Ending anonymous ownership

One of the primary goals of the CTA is to put an end to anonymous ownership. Before this law, individuals could establish companies without disclosing the beneficial owners, making it challenging to track illicit activities such as money laundering and fraud. This new legislation requires companies to disclose their beneficial owners to the Financial Crimes Enforcement Network, a bureau of the U.S. Department of the Treasury.

What are beneficial owners?

Beneficial owners are individuals who directly or indirectly own or control a significant portion of a company. The CTA Act seeks information about these true owners to create a more transparent business landscape.

Who does the act affect?

The CTA affects most businesses. It applies to corporations, LLCs and other similar entities. The vast majority of businesses created by filing with a secretary of state or any similar office under state law or tribal law are included under the Corporate Transparency Act.

The reporting process

To comply with the CTA, covered companies must report information about their beneficial owners to FinCEN. This includes details such as names, addresses, birthdates and identification numbers. A confidential database stores this information. It is accessible by authorized government agencies for specific purposes, such as preventing financial crimes.

Weighing the impact

While the CTA brings benefits in terms of curbing illicit activities, it also poses challenges for businesses. Compliance with the reporting requirements may entail additional administrative burdens, especially for smaller businesses. The potential penalties should make compliance with the CTA a priority for business owners in Oklahoma and across the country.

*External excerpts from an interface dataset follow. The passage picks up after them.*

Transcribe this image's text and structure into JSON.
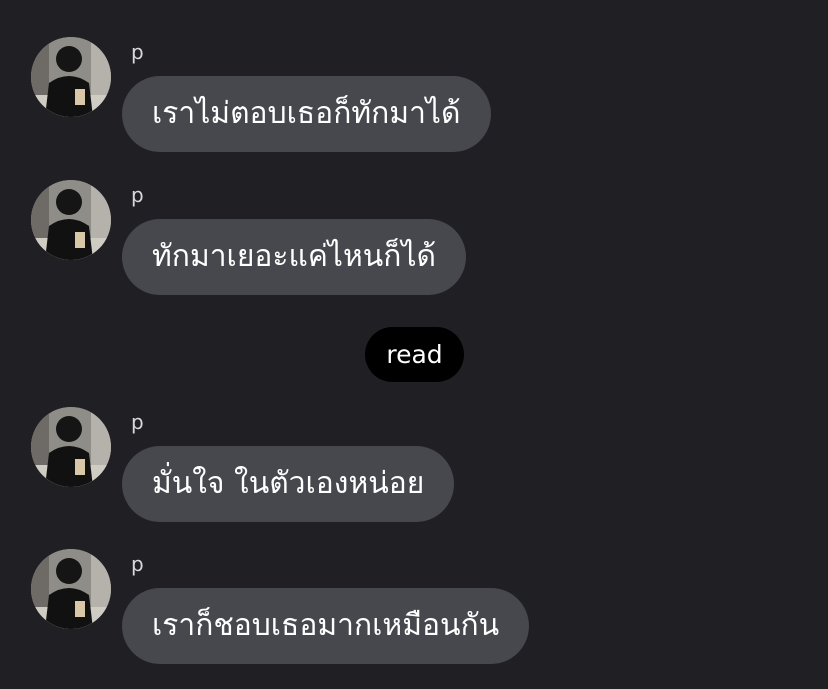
{
  "messages": [
    {
      "sender": "p",
      "text": "เราไม่ตอบเธอก็ทักมาได้"
    },
    {
      "sender": "p",
      "text": "ทักมาเยอะแค่ไหนก็ได้"
    },
    {
      "sender": "p",
      "text": "มั่นใจ ในตัวเองหน่อย"
    },
    {
      "sender": "p",
      "text": "เราก็ชอบเธอมากเหมือนกัน"
    }
  ],
  "read_receipt": "read",
  "colors": {
    "background": "#1f1f24",
    "bubble": "#47474e",
    "read_pill": "#000000"
  }
}
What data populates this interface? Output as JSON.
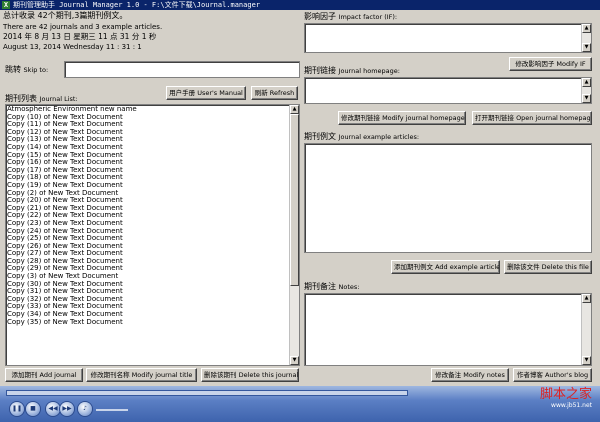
{
  "window": {
    "title": "期刊管理助手 Journal Manager 1.0 - F:\\文件下载\\Journal.manager",
    "icon_letter": "X"
  },
  "header": {
    "line1": "总计收录 42个期刊,3篇期刊例文。",
    "line2": "There are 42 journals and 3 example articles.",
    "line3": "2014 年 8 月 13 日 星期三 11 点 31 分 1 秒",
    "line4": "August 13, 2014 Wednesday 11 : 31 : 1"
  },
  "skip": {
    "label_cn": "跳转",
    "label_en": "Skip to:",
    "value": ""
  },
  "journal_list": {
    "label_cn": "期刊列表",
    "label_en": "Journal List:",
    "items": [
      "Atmospheric Environment new name",
      "Copy (10) of New Text Document",
      "Copy (11) of New Text Document",
      "Copy (12) of New Text Document",
      "Copy (13) of New Text Document",
      "Copy (14) of New Text Document",
      "Copy (15) of New Text Document",
      "Copy (16) of New Text Document",
      "Copy (17) of New Text Document",
      "Copy (18) of New Text Document",
      "Copy (19) of New Text Document",
      "Copy (2) of New Text Document",
      "Copy (20) of New Text Document",
      "Copy (21) of New Text Document",
      "Copy (22) of New Text Document",
      "Copy (23) of New Text Document",
      "Copy (24) of New Text Document",
      "Copy (25) of New Text Document",
      "Copy (26) of New Text Document",
      "Copy (27) of New Text Document",
      "Copy (28) of New Text Document",
      "Copy (29) of New Text Document",
      "Copy (3) of New Text Document",
      "Copy (30) of New Text Document",
      "Copy (31) of New Text Document",
      "Copy (32) of New Text Document",
      "Copy (33) of New Text Document",
      "Copy (34) of New Text Document",
      "Copy (35) of New Text Document"
    ]
  },
  "buttons": {
    "user_manual": "用户手册 User's Manual",
    "refresh": "刷新 Refresh",
    "add_journal": "添加期刊 Add journal",
    "modify_title": "修改期刊名称 Modify journal title",
    "delete_journal": "删除该期刊 Delete this journal",
    "modify_if": "修改影响因子 Modify IF",
    "modify_homepage": "修改期刊链接 Modify journal homepage",
    "open_homepage": "打开期刊链接 Open journal homepage",
    "add_example": "添加期刊例文 Add example article",
    "delete_file": "删除该文件 Delete this file",
    "modify_notes": "修改备注 Modify notes",
    "authors_blog": "作者博客 Author's blog"
  },
  "impact_factor": {
    "label_cn": "影响因子",
    "label_en": "Impact factor (IF):",
    "value": ""
  },
  "homepage": {
    "label_cn": "期刊链接",
    "label_en": "Journal homepage:",
    "value": ""
  },
  "examples": {
    "label_cn": "期刊例文",
    "label_en": "Journal example articles:"
  },
  "notes": {
    "label_cn": "期刊备注",
    "label_en": "Notes:",
    "value": ""
  },
  "player": {
    "icons": [
      "pause-icon",
      "stop-icon",
      "previous-icon",
      "next-icon",
      "volume-icon"
    ]
  },
  "watermark": {
    "main": "脚本之家",
    "sub": "www.jb51.net"
  }
}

Getting this overview should help ensure your compliance with CTA legislation.